By Liz Shepherd
SYRACUSE — A Syracuse family is suing the city of Warsaw and two Warsaw Police Department officers after alleged violations of constitutional rights.
Pamela, David and Solomon Gregory are the plaintiffs. Court documents state the plaintiffs’ federal claims are brought pursuant to 42 U.S.C. 1983 to redress the deprivation, under color of state law, of rights secured by the Constitution of the United States. The Gregorys are being represented by Kenneth J. Falk and Stevie J. Pactor, American Civil Liberties Union of Indiana, Indianapolis.
The lawsuit was filed in the United States District Court Northern District of Indiana – South Bend Division on Nov. 29.
Defendants in the case are the City of Warsaw, WPD Chief Scott Whitaker, and WPD Capt.
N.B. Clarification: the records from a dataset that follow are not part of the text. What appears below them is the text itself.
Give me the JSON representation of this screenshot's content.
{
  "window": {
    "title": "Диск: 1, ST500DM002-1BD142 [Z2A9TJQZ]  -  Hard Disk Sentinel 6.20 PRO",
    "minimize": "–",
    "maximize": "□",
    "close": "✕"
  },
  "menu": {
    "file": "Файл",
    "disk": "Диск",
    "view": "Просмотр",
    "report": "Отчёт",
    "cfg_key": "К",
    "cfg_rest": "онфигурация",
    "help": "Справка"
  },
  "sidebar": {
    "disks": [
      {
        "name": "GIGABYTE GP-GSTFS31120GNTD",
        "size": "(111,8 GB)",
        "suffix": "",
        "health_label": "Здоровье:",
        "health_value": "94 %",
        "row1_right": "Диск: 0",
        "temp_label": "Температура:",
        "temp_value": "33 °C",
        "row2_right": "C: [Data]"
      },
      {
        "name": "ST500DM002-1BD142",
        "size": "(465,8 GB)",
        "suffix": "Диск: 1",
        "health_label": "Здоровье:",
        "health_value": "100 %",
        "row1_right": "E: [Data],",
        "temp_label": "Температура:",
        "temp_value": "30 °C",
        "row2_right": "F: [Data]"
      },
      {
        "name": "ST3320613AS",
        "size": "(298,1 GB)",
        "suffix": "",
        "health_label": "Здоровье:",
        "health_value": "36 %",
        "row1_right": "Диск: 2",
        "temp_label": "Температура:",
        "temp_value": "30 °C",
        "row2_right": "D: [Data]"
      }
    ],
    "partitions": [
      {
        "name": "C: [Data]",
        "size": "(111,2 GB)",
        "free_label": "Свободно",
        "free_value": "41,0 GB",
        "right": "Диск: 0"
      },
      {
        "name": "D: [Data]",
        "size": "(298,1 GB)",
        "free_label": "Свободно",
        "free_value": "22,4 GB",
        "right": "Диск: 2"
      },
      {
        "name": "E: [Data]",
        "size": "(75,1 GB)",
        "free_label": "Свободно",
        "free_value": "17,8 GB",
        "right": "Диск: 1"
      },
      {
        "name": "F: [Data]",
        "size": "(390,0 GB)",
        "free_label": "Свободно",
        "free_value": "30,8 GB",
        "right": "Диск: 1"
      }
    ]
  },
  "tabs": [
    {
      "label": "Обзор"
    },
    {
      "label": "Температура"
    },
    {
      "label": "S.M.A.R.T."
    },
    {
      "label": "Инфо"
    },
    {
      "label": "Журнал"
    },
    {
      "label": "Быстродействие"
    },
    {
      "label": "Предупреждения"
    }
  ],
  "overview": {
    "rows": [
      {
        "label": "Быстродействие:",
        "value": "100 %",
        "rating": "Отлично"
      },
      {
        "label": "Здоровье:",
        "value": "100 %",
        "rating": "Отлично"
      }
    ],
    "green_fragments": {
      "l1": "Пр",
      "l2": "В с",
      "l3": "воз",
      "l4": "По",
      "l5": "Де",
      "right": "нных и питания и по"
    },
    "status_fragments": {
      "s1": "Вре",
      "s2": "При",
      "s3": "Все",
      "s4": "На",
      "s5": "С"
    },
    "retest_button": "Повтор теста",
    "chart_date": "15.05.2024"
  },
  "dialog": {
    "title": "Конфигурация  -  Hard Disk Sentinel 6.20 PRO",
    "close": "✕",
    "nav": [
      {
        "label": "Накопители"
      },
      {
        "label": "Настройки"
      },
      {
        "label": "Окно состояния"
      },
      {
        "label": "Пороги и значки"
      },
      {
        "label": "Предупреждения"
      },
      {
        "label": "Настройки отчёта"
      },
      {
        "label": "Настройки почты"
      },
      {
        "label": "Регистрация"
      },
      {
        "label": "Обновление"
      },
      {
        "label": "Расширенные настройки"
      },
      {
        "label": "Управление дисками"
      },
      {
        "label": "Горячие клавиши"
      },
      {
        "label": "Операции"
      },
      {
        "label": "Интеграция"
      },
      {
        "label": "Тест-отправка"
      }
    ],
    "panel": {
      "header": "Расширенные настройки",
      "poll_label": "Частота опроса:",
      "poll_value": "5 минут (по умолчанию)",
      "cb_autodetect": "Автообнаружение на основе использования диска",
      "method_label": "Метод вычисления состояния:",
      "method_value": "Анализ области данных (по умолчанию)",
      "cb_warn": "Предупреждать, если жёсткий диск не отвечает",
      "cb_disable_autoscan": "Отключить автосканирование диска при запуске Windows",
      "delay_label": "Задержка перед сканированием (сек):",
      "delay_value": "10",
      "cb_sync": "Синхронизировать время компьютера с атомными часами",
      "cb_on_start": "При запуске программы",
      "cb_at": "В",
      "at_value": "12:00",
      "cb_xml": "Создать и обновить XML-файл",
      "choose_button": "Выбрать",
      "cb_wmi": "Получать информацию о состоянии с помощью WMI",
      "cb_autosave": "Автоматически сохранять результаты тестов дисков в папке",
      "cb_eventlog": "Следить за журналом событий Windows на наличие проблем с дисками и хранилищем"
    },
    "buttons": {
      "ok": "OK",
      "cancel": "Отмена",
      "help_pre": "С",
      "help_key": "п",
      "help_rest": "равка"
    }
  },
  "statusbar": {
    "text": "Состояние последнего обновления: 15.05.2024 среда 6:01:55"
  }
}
Paul Heaton.
According to the complaint, on Dec. 31, 2021, and into the morning hours of Jan. 1, 2021, Whitaker became concerned his underage daughter was attending a New Year’s party at the Gregorys’ home.
While using a police vehicle and accompanied by Heaton, Whitaker went to the Gregorys’ home and pulled into the residence’s driveway. Heaton then allegedly entered the residence’s garage through a closed door. At the time, there were individuals in the garage who were 18 and older who had a list of people invited to the party, and they told Heaton he could not enter the home. Heaton then left the garage.
Shortly after midnight, Heaton forced the residence’s locked front door open, breaking the doorknob’s lock. He entered the home, announcing himself as a police officer.
Pamela and David, Solomon’s parents, were not home at the time. Solomon was in the basement with friends, and it was later determined that Whitaker’s daughter was not at the home.
One of Solomon’s friends told Solomon an adult had entered the garage and Solomon went to investigate. When Solomon entered the residence’s kitchen, he saw Heaton in the home with a flashlight. Heaton asked Solomon where Whitaker’s daughter was and Solomon said he didn’t think she was there.
Solomon then asked Heaton where his warrant was that justified entry into the home, and Heaton allegedly said he did not need a warrant.
After being assured by several people in the home that Whitaker’s daughter was not there, Heaton left the home through the garage’s back door. Solomon followed Heaton and noticed Whitaker standing near the police vehicle. Heaton then suddenly grabbed Solomon by his shoulder and the back of his arms, and held him for about one minute. After a short period of time, Solomon was able to break free and re-entered his home.
Heaton remained outside the home and called for backup. Syracuse Police officers and deputies with the Kosciusko County Sheriff’s Office came to the property. A number of the young people on the premises received citations for underage drinking; Solomon did not receive a citation.
When Pamela and David returned to the home, Heaton asked if he could be escorted through the residence to once again look for Whitaker’s daughter.
David consented and led Heaton through the home. While in the home, Heaton proceeded to look through cabinet drawers in the residence’s basement. Court documents state Heaton did not have permission to do that, and David told Heaton he did not have permission to search the drawers.
On May 31, the Gregorys filed a notice of tort claim as required by Indiana law and their claim has not been approved and therefore has been deemed to be denied.
Legal claims listed in the suit are as follows:
- Heaton violated the Fourth Amendment by entering the Gregorys’ property and searching it, and by seizing Solomon. Documents further state Whitaker’s actions violated the Fourth Amendment if Whitaker directed Heaton to enter the property or failed to intervene to stop the entry.
- Heaton seizing Solomon represents a tort for which the city of Warsaw is liable or, in the alternative, Heaton is liable, if Heaton was not acting within the scope of his employment.
The Gregorys are requesting a jury trial in the case and are seeking a declaration that the defendants have violated the Gregorys’ rights.